*WHAT YOU HAVE TO DO*
Could you reproduce all of these records exactly?

--- RECORDED DATA Enclosed Below ---

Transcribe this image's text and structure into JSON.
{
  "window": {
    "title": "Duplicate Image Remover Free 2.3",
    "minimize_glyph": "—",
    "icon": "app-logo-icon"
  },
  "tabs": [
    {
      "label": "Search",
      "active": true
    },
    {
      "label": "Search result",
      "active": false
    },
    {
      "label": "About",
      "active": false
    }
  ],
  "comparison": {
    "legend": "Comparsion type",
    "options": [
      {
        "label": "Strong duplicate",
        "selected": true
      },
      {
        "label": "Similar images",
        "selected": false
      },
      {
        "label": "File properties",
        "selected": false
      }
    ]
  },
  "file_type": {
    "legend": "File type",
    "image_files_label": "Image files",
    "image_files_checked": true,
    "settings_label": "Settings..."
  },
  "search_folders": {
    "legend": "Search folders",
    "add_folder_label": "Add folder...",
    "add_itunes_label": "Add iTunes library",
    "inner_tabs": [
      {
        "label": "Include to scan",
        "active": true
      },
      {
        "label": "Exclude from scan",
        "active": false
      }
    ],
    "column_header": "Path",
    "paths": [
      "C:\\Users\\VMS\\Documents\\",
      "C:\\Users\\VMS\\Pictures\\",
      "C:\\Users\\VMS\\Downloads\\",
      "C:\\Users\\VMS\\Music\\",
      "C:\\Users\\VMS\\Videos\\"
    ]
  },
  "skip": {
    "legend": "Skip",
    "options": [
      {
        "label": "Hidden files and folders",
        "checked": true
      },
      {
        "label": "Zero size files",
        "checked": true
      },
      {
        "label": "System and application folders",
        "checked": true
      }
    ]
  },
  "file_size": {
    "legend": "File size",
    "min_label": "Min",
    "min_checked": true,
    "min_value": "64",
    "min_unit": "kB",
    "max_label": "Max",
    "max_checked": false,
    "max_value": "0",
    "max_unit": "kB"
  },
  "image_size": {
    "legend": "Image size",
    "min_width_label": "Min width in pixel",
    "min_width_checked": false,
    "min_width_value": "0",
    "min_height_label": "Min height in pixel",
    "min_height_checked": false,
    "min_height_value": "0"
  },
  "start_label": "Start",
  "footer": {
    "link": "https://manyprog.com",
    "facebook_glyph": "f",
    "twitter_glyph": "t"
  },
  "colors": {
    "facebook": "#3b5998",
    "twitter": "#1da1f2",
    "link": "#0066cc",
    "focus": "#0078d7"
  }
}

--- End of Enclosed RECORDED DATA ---

*OUTPUT FOR THIS TASK*
Transcribe this image's text and structure into JSON.
{
  "window": {
    "title": "Duplicate Image Remover Free 2.3",
    "minimize_glyph": "—",
    "icon": "app-logo-icon"
  },
  "tabs": [
    {
      "label": "Search",
      "active": true
    },
    {
      "label": "Search result",
      "active": false
    },
    {
      "label": "About",
      "active": false
    }
  ],
  "comparison": {
    "legend": "Comparsion type",
    "options": [
      {
        "label": "Strong duplicate",
        "selected": true
      },
      {
        "label": "Similar images",
        "selected": false
      },
      {
        "label": "File properties",
        "selected": false
      }
    ]
  },
  "file_type": {
    "legend": "File type",
    "image_files_label": "Image files",
    "image_files_checked": true,
    "settings_label": "Settings..."
  },
  "search_folders": {
    "legend": "Search folders",
    "add_folder_label": "Add folder...",
    "add_itunes_label": "Add iTunes library",
    "inner_tabs": [
      {
        "label": "Include to scan",
        "active": true
      },
      {
        "label": "Exclude from scan",
        "active": false
      }
    ],
    "column_header": "Path",
    "paths": [
      "C:\\Users\\VMS\\Documents\\",
      "C:\\Users\\VMS\\Pictures\\",
      "C:\\Users\\VMS\\Downloads\\",
      "C:\\Users\\VMS\\Music\\",
      "C:\\Users\\VMS\\Videos\\"
    ]
  },
  "skip": {
    "legend": "Skip",
    "options": [
      {
        "label": "Hidden files and folders",
        "checked": true
      },
      {
        "label": "Zero size files",
        "checked": true
      },
      {
        "label": "System and application folders",
        "checked": true
      }
    ]
  },
  "file_size": {
    "legend": "File size",
    "min_label": "Min",
    "min_checked": true,
    "min_value": "64",
    "min_unit": "kB",
    "max_label": "Max",
    "max_checked": false,
    "max_value": "0",
    "max_unit": "kB"
  },
  "image_size": {
    "legend": "Image size",
    "min_width_label": "Min width in pixel",
    "min_width_checked": false,
    "min_width_value": "0",
    "min_height_label": "Min height in pixel",
    "min_height_checked": false,
    "min_height_value": "0"
  },
  "start_label": "Start",
  "footer": {
    "link": "https://manyprog.com",
    "facebook_glyph": "f",
    "twitter_glyph": "t"
  },
  "colors": {
    "facebook": "#3b5998",
    "twitter": "#1da1f2",
    "link": "#0066cc",
    "focus": "#0078d7"
  }
}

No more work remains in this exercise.